BEGIN Given data

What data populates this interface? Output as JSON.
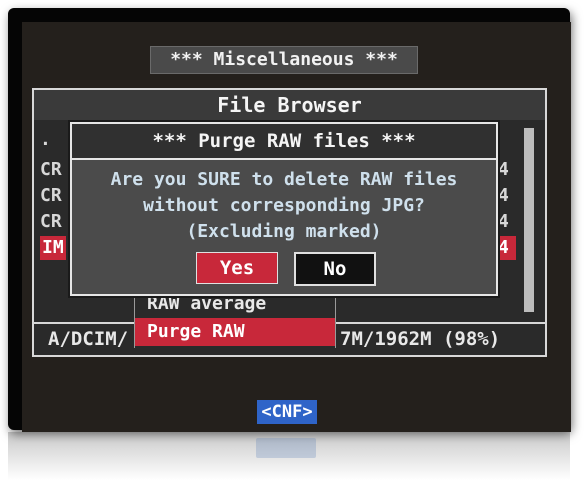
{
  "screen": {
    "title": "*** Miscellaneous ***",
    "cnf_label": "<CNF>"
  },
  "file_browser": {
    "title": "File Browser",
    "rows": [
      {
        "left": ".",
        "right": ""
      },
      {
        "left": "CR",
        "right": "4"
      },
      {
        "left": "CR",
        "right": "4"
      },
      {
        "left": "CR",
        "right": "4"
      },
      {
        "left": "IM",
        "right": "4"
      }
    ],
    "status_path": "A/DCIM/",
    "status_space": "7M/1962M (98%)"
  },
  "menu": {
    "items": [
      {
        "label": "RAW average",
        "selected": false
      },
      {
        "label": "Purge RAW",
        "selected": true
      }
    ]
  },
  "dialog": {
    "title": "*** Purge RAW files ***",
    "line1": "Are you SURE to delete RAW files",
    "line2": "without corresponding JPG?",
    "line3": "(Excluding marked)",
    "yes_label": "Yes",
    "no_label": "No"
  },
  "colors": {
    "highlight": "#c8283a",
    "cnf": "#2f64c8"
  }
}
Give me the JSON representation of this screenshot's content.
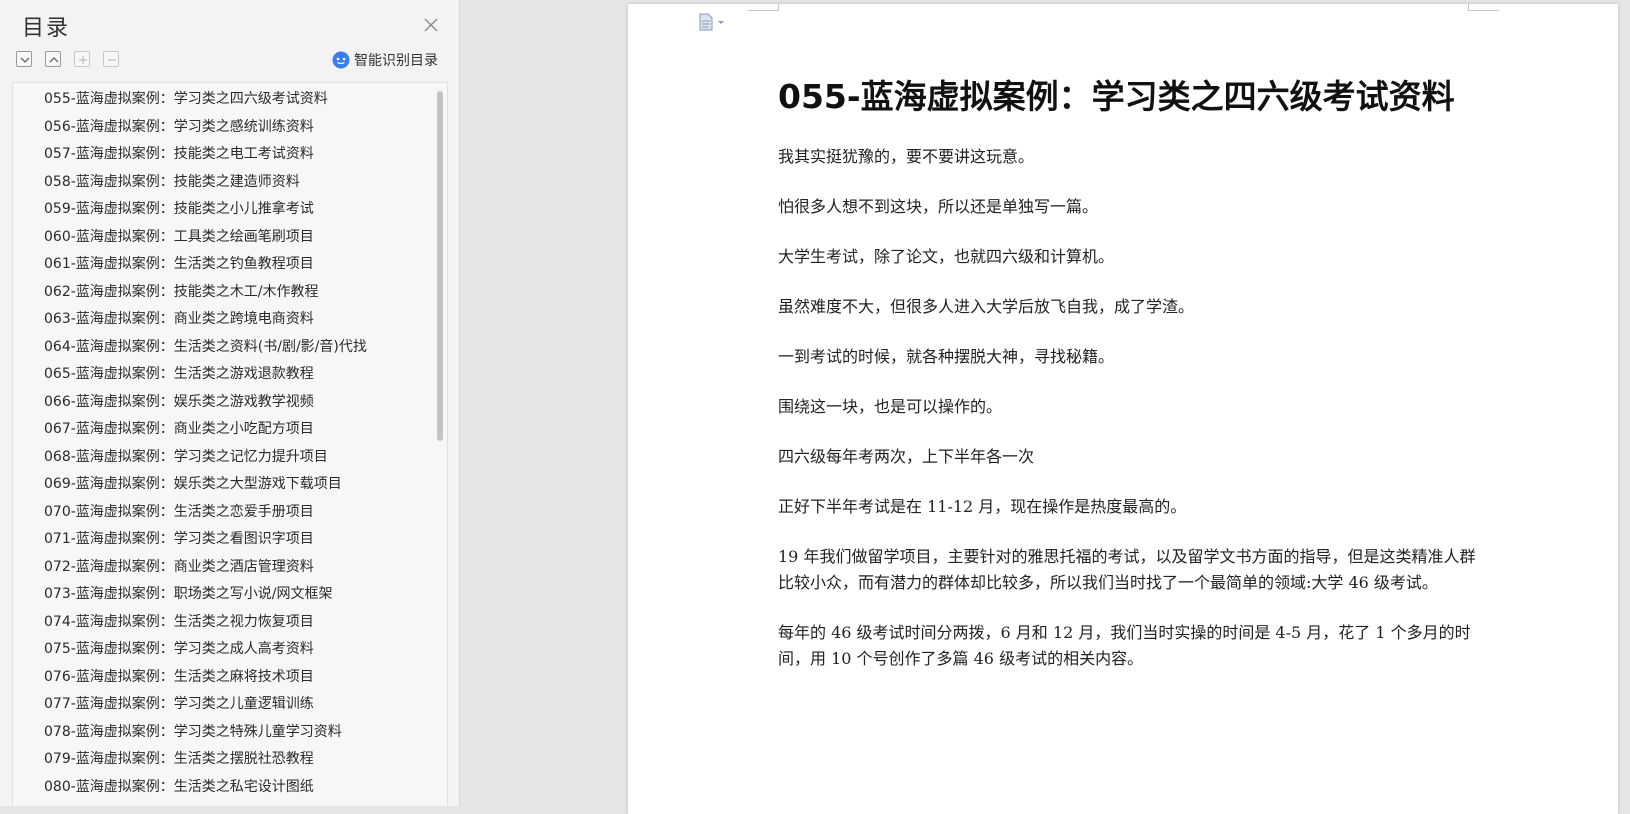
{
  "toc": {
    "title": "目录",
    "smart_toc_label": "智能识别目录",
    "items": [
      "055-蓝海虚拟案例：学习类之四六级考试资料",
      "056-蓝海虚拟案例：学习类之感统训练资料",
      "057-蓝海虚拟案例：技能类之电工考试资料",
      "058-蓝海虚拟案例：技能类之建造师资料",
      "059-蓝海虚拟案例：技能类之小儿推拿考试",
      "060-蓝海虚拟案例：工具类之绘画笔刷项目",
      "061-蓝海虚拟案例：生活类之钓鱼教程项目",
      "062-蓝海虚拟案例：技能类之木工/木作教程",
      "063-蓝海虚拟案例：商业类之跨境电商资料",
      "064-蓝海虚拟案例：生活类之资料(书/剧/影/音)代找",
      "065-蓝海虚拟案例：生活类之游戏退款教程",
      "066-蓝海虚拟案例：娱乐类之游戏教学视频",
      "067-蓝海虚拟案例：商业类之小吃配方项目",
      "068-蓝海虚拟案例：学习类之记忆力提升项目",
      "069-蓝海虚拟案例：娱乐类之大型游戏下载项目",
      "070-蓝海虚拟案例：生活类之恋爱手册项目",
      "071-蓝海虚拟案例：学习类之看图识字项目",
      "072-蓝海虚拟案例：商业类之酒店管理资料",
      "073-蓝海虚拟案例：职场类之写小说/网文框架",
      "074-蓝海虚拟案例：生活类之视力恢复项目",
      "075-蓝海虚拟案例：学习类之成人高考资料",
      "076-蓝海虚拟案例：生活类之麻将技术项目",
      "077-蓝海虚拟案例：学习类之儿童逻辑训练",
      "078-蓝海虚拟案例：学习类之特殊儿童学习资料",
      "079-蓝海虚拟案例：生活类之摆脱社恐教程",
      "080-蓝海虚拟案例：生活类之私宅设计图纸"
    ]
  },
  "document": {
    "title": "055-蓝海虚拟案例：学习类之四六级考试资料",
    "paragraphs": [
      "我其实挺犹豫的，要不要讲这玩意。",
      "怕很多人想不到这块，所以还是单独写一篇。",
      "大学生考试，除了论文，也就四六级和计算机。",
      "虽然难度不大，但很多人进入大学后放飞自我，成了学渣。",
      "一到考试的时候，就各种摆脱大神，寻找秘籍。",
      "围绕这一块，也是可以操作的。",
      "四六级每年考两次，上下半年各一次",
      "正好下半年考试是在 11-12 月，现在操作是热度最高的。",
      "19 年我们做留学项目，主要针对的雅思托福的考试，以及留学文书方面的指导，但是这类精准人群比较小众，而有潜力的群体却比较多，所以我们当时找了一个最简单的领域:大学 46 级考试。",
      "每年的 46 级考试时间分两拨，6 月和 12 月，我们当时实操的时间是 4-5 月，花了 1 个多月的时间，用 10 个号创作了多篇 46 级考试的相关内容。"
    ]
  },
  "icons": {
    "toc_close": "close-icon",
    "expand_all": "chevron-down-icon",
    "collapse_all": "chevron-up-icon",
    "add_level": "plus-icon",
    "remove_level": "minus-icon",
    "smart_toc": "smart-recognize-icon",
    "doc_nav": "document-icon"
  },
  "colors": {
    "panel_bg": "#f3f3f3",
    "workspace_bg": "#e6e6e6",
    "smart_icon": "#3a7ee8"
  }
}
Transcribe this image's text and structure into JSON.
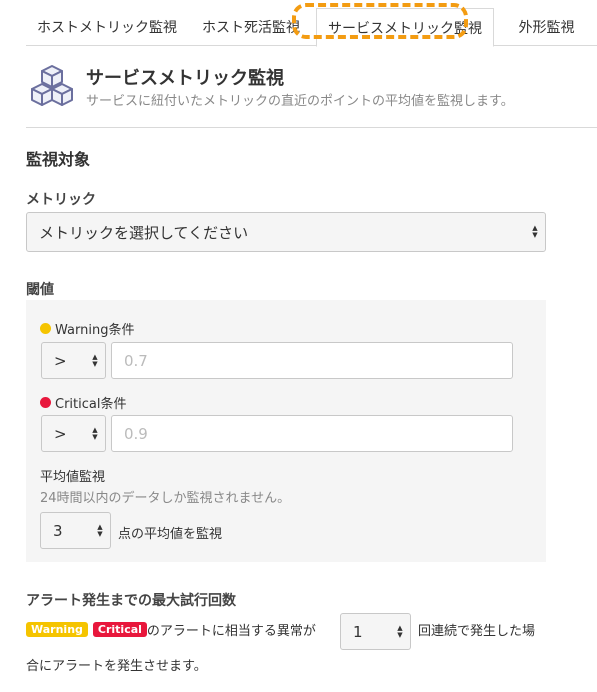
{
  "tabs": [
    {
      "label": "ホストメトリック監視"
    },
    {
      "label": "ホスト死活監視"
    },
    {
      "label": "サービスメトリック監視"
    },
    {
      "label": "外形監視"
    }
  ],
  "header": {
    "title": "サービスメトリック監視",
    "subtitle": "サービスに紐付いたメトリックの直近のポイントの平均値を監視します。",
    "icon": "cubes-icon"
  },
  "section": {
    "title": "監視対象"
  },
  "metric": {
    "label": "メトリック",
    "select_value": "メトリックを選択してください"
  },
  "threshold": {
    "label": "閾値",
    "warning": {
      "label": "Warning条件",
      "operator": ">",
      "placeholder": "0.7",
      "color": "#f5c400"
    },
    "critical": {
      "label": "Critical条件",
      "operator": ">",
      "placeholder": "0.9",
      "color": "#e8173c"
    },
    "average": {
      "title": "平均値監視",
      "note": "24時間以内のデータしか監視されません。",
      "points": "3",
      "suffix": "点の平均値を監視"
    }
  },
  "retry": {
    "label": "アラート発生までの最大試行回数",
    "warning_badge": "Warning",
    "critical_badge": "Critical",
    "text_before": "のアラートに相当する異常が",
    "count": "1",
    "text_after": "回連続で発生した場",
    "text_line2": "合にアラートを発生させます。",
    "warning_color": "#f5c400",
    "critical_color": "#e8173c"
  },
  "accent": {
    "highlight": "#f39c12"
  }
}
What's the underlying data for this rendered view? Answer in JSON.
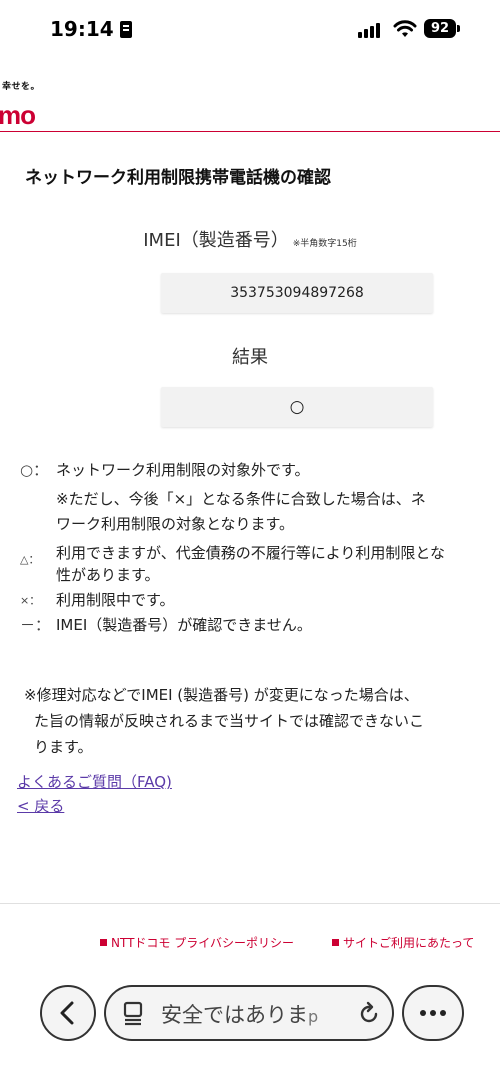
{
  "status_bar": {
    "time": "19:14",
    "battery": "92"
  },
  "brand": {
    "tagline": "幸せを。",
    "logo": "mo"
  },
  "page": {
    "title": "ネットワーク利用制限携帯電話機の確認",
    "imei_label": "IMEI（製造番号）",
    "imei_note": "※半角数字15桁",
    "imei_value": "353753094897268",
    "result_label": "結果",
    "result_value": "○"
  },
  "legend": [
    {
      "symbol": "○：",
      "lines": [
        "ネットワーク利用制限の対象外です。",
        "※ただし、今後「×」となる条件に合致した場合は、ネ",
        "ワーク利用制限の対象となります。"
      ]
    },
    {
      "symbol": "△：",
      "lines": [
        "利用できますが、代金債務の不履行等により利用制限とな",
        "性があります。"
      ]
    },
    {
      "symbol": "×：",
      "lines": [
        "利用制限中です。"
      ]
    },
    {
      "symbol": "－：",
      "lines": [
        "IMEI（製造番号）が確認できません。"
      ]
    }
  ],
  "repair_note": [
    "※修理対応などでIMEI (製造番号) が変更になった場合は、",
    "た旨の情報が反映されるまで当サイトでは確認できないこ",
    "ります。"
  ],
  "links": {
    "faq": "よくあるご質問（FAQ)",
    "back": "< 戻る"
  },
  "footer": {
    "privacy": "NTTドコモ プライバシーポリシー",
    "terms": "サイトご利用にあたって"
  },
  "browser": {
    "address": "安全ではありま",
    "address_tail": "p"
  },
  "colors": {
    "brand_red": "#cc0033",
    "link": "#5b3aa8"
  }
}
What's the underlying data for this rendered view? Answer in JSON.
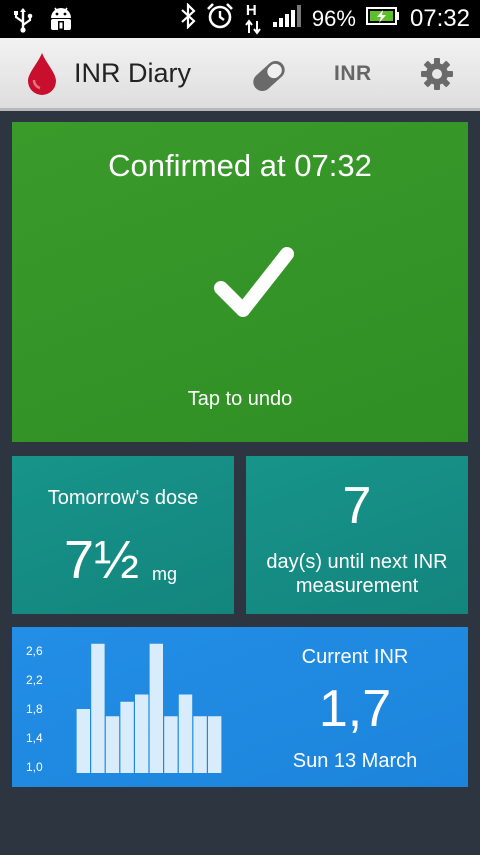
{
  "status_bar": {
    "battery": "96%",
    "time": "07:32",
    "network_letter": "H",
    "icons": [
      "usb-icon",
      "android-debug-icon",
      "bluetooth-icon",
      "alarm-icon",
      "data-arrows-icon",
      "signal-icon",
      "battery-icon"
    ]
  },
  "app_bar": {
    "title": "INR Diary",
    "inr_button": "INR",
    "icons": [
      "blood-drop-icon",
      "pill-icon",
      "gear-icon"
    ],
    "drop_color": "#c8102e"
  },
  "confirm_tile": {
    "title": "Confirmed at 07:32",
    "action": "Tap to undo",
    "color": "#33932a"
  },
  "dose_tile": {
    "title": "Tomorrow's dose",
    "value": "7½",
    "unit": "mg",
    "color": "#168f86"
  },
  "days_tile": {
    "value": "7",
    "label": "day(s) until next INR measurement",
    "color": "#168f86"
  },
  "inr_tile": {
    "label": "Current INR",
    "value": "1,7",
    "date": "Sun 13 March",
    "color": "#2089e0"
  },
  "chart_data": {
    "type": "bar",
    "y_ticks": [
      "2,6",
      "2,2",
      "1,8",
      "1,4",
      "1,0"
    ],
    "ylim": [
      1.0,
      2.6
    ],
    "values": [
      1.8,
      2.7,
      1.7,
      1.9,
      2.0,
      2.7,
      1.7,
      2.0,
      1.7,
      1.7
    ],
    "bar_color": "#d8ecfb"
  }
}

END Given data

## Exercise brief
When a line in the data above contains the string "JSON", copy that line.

## Exercise solution
What data populates this interface? Output as JSON.
Give me the JSON representation of this screenshot's content.
Transcribe this image's text and structure into JSON.
What's the underlying data for this rendered view? Answer in JSON.
What's the underlying data for this rendered view? Answer in JSON.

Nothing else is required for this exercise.